Feedback from the 2018 AIVC Workshop in Wellington
The 2018 AIVC workshop was held in Wellington, New Zealand on 19-20 March. The theme of the workshop was how airtightness and ventilation can contribute to better buildings. The workshop brought together researchers, policy makers, designers and practitioners.
Historically, NZ homes have had a rudimentary approach to both airtightness and ventilation. In contrast, many European countries have airtightness and ventilation targets entrenched in their codes and regulations – largely driven by EU wide energy directives. The workshop was a chance for the NZ audience to learn from experiences from overseas and discuss what might be a practical way forward for New Zealand.
The following bullet points are a selected summary of the workshop:
- The poor condition of the NZ housing stock was discussed to help put the NZ situation into context for the overseas researchers.
Approximate figures from the most recent BRANZ house condition survey show:
- 50% of houses need more insulation in the ceiling or floor.
- 50% of people do no heat their bedrooms in winter, leading to startlingly low temperatures.
- 50% of houses don’t even have basic extract ventilation in the bathroom or kitchen.
- 50% of houses have visible mould inside, due to a lack of adequate insulation, heating and ventilation.
- The health costs associated with indoor air quality are now becoming known and are a stronger argument for improved airtightness and ventilation control
Overseas, airtightness requirements were founded on energy saving principles. However, from an energy standpoint, NZ houses only contribute 8% of the countries carbon emissions (In Germany, for example, this changes to 28%), and much of our electricity comes from renewable sources - if anything we should be using more energy to heat our homes up a bit! From a health standpoint, about 1600 people die each year from conditions attributable to poor housing in NZ.
- If the building code were to include an airtightness requirement, it need not be a step change from current construction practice. However, many older homes would benefit from an airtightness upgrade.
BRANZ data shows that most new houses are now at an airtightness level that is comparable with countries with similar climates. There was some discussion as to whether we should be aiming for ultratight houses. Researchers from the US suggest that this is not worth doing because, in our relatively mild climate, the energy savings are simply not worth the effort. For US climates with similar heating requirements, net-zero energy houses are common, but these are built to an airtightness level similar to a typical new NZ house; They could build more airtight houses, but it is easier to simply add more solar panels to achieve the necessary energy savings. In colder parts of NZ, it might be justified tightening the envelope slightly, but it would not be a massive shift from current practice.

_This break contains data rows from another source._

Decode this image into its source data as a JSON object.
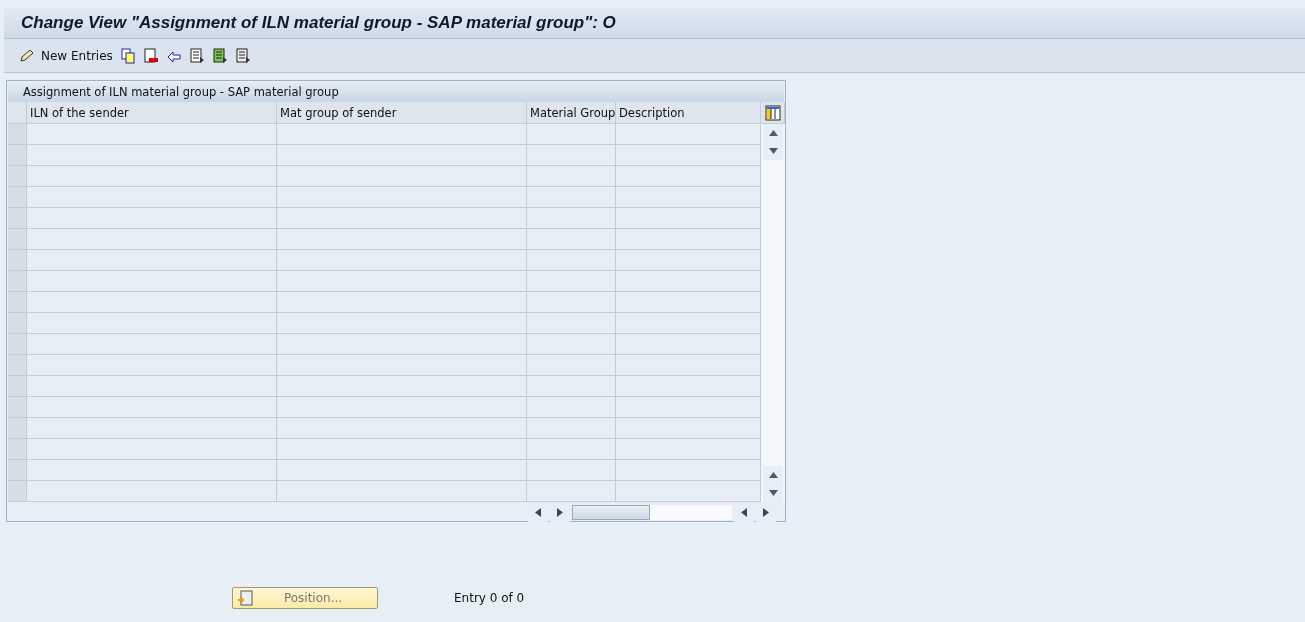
{
  "window": {
    "title": "Change View \"Assignment of ILN material group - SAP material group\": O"
  },
  "toolbar": {
    "new_entries": "New Entries"
  },
  "table": {
    "title": "Assignment of ILN material group - SAP material group",
    "columns": [
      "ILN of the sender",
      "Mat group of sender",
      "Material Group",
      "Description"
    ]
  },
  "footer": {
    "position_button": "Position...",
    "entry_count": "Entry 0 of 0"
  }
}
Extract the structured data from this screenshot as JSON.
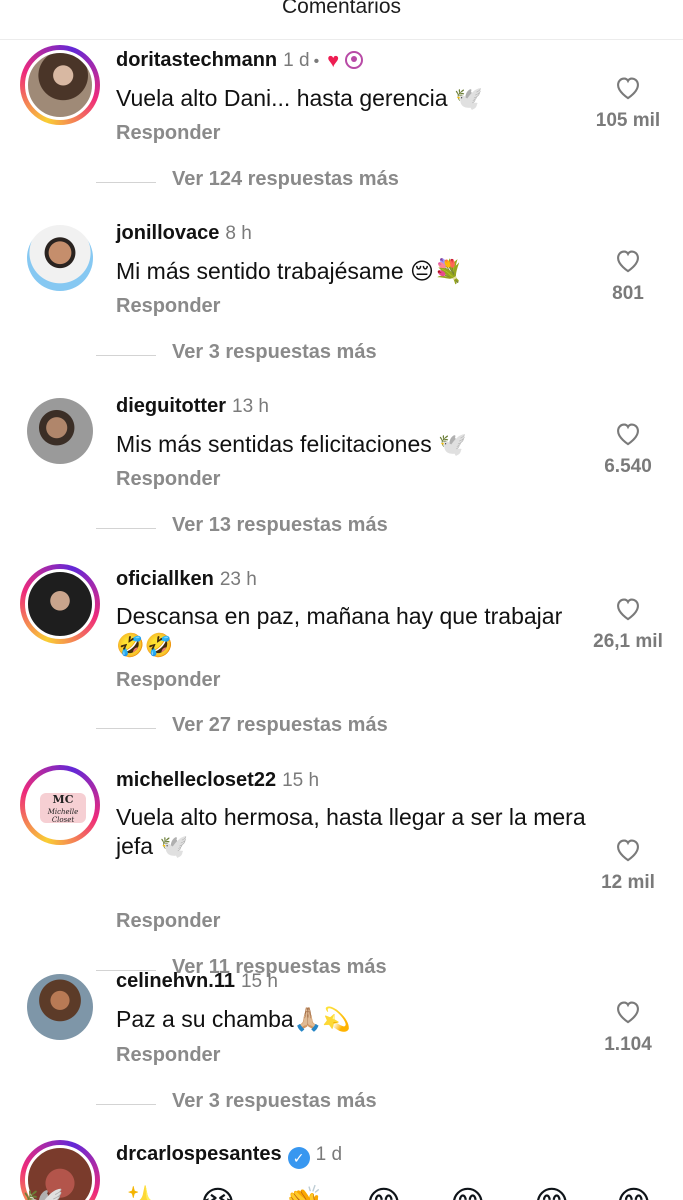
{
  "header": {
    "title": "Comentarios"
  },
  "comments": [
    {
      "username": "doritastechmann",
      "time": "1 d",
      "separator": "•",
      "badges": [
        "heart-red-icon",
        "creator-badge-icon"
      ],
      "text": "Vuela alto Dani... hasta gerencia 🕊️",
      "reply_label": "Responder",
      "likes": "105 mil",
      "more_replies": "Ver 124 respuestas más"
    },
    {
      "username": "jonillovace",
      "time": "8 h",
      "text": "Mi más sentido trabajésame 😔💐",
      "reply_label": "Responder",
      "likes": "801",
      "more_replies": "Ver 3 respuestas más"
    },
    {
      "username": "dieguitotter",
      "time": "13 h",
      "text": "Mis más sentidas felicitaciones 🕊️",
      "reply_label": "Responder",
      "likes": "6.540",
      "more_replies": "Ver 13 respuestas más"
    },
    {
      "username": "oficiallken",
      "time": "23 h",
      "text": "Descansa en paz, mañana hay que trabajar 🤣🤣",
      "reply_label": "Responder",
      "likes": "26,1 mil",
      "more_replies": "Ver 27 respuestas más"
    },
    {
      "username": "michellecloset22",
      "time": "15 h",
      "avatar_logo": {
        "initials": "MC",
        "script": "Michelle Closet"
      },
      "text": "Vuela alto hermosa, hasta llegar a ser la mera jefa 🕊️",
      "reply_label": "Responder",
      "likes": "12 mil",
      "more_replies": "Ver 11 respuestas más"
    },
    {
      "username": "celinehvn.11",
      "time": "15 h",
      "text": "Paz a su chamba🙏🏼💫",
      "reply_label": "Responder",
      "likes": "1.104",
      "more_replies": "Ver 3 respuestas más"
    },
    {
      "username": "drcarlospesantes",
      "time": "1 d",
      "verified_icon": "verified-check-icon"
    }
  ],
  "quick_reactions": [
    "🕊️",
    "✨",
    "😭",
    "👏",
    "😊",
    "😊",
    "😊",
    "😊"
  ],
  "colors": {
    "story_ring_start": "#f9ce34",
    "story_ring_mid": "#ee2a7b",
    "story_ring_end": "#6228d7",
    "like_heart_red": "#ee1d52",
    "verified_blue": "#3897f0",
    "secondary_text": "#8a8a8a"
  }
}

For the older houses, it would be sensible to perform draft stopping as part of any insulation upgrade, because many of the older uninsulated houses will be excessively ‘air loose’, based on measurements by BRANZ and others.
- Ventilation requirements do need a rethink. 100% of the attendees thought the acceptable code solution of relying on openable windows was inadequate.

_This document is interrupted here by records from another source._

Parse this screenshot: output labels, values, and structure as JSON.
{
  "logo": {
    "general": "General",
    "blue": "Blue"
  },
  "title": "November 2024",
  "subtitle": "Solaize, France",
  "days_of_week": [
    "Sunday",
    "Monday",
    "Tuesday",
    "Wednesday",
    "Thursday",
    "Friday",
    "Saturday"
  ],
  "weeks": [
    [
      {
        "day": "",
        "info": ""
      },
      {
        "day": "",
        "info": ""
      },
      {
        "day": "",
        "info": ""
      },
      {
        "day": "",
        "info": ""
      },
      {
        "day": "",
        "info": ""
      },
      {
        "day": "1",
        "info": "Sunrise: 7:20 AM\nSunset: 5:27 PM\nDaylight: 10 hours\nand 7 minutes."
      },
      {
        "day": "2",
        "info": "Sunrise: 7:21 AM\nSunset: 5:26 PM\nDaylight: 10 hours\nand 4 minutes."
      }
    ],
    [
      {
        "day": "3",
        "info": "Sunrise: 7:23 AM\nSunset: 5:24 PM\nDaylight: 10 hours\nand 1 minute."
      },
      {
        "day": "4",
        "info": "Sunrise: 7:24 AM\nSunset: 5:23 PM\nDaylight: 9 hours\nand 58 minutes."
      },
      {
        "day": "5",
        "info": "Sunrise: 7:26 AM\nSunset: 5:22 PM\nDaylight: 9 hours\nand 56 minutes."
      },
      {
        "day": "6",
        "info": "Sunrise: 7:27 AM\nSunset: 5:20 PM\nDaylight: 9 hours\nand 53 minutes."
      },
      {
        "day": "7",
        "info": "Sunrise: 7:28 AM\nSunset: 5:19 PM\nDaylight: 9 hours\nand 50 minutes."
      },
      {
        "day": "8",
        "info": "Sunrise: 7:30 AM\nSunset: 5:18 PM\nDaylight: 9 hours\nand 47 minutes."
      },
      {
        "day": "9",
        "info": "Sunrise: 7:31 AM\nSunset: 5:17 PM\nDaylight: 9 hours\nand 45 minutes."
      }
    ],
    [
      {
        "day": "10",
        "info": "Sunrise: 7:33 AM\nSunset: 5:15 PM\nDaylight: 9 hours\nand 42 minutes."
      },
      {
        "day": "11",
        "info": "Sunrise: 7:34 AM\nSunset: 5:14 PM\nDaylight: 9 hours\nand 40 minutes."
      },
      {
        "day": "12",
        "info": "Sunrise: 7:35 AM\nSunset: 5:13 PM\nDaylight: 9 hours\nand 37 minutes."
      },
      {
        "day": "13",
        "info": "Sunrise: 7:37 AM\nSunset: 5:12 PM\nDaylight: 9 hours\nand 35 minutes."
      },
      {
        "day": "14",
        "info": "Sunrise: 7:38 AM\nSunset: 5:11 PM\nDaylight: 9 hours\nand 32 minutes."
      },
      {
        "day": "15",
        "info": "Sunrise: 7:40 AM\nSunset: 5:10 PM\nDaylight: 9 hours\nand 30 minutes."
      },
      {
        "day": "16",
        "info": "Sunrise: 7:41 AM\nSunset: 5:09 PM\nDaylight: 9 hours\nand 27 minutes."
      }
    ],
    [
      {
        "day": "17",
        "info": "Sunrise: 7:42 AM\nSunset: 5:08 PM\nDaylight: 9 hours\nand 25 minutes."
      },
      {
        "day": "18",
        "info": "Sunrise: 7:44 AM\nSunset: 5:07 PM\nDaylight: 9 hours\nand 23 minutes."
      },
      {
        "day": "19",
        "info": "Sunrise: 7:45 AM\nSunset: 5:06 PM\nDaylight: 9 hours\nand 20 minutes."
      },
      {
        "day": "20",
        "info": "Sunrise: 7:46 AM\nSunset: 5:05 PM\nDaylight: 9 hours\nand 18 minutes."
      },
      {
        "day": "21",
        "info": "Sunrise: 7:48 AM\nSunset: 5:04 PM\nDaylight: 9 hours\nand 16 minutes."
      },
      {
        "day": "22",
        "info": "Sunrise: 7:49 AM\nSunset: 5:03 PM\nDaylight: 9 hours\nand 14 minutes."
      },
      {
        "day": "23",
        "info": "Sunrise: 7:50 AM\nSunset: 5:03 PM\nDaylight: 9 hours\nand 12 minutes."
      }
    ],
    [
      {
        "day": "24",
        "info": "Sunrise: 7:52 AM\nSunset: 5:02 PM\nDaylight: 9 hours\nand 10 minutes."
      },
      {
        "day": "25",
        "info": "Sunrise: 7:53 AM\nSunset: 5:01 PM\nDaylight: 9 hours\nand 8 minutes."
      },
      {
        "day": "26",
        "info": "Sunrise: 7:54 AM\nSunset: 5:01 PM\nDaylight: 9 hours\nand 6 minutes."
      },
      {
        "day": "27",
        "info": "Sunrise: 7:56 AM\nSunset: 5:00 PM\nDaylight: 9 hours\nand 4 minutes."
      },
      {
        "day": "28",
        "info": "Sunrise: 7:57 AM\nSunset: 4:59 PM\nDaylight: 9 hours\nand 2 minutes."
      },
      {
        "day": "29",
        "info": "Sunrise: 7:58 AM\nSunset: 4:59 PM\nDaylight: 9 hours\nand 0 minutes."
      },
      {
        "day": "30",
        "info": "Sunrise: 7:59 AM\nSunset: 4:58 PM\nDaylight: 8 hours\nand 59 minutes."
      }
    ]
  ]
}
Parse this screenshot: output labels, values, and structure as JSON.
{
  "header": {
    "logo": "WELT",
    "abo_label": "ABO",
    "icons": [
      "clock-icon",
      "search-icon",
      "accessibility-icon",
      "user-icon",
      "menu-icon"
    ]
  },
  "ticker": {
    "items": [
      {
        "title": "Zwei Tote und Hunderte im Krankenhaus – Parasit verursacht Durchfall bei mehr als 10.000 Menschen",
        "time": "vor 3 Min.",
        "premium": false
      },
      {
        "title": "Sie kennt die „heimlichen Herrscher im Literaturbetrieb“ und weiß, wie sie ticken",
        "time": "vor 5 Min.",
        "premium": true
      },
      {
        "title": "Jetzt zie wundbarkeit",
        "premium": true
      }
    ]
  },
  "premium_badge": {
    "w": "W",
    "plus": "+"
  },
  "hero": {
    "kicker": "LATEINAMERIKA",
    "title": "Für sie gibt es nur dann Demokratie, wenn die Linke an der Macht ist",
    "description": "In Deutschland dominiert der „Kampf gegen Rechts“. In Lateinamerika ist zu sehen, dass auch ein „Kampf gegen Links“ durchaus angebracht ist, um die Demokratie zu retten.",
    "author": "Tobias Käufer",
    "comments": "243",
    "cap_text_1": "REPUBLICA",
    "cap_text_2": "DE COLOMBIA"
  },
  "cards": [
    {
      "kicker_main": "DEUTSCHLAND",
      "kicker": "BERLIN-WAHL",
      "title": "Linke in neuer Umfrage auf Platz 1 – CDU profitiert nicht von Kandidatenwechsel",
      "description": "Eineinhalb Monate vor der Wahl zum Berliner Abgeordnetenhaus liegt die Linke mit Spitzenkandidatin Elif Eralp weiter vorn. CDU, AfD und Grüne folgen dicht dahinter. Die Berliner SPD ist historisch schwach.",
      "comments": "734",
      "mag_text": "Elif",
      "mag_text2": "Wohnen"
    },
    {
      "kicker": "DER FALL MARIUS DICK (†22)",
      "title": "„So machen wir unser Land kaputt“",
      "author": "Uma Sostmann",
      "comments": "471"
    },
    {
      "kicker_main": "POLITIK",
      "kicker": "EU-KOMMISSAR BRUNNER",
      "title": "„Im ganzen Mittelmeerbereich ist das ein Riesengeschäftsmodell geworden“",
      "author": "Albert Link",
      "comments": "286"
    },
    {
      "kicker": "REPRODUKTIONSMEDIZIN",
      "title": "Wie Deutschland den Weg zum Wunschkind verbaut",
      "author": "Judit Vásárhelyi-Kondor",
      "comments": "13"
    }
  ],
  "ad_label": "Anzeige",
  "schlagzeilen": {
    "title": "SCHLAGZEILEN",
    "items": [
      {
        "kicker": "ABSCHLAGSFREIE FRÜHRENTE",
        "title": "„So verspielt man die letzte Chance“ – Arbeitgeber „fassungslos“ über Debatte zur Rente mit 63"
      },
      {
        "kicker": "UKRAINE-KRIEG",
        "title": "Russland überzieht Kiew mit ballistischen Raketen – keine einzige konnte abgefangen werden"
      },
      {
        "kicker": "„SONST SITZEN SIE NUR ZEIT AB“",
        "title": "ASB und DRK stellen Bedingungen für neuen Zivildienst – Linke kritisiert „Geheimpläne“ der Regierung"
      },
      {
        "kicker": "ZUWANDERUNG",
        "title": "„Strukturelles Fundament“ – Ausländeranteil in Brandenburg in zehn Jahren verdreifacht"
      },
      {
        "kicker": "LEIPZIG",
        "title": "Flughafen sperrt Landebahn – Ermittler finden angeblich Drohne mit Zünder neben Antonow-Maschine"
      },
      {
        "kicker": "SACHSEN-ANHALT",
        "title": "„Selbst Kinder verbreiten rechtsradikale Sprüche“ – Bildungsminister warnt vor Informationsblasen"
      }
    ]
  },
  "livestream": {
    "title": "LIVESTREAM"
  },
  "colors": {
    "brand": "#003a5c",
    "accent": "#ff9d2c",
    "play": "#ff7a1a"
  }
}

Along with the lack of heating New Zealanders use in the home, a lack of ventilation causes a number of moisture related problems. The New Zealand building code stipulates that openable windows are an acceptable ventilation solution if the window size is 5% of the rooms floor area.
In the newer, reasonably airtight and well insulated homes, we know that occupants don’t open their windows enough. Japan experienced similar problems and ended up introducing requirements for 24hr mechanical ventilation. In the US, the situation is also similar but there the focus appears to be on encouraging use of mechanical systems by the occupant. At the very least, the workshop attendees thought that ventilation provided by mechanical systems should be performance verified either by the installer or a third party as part of the commissioning process.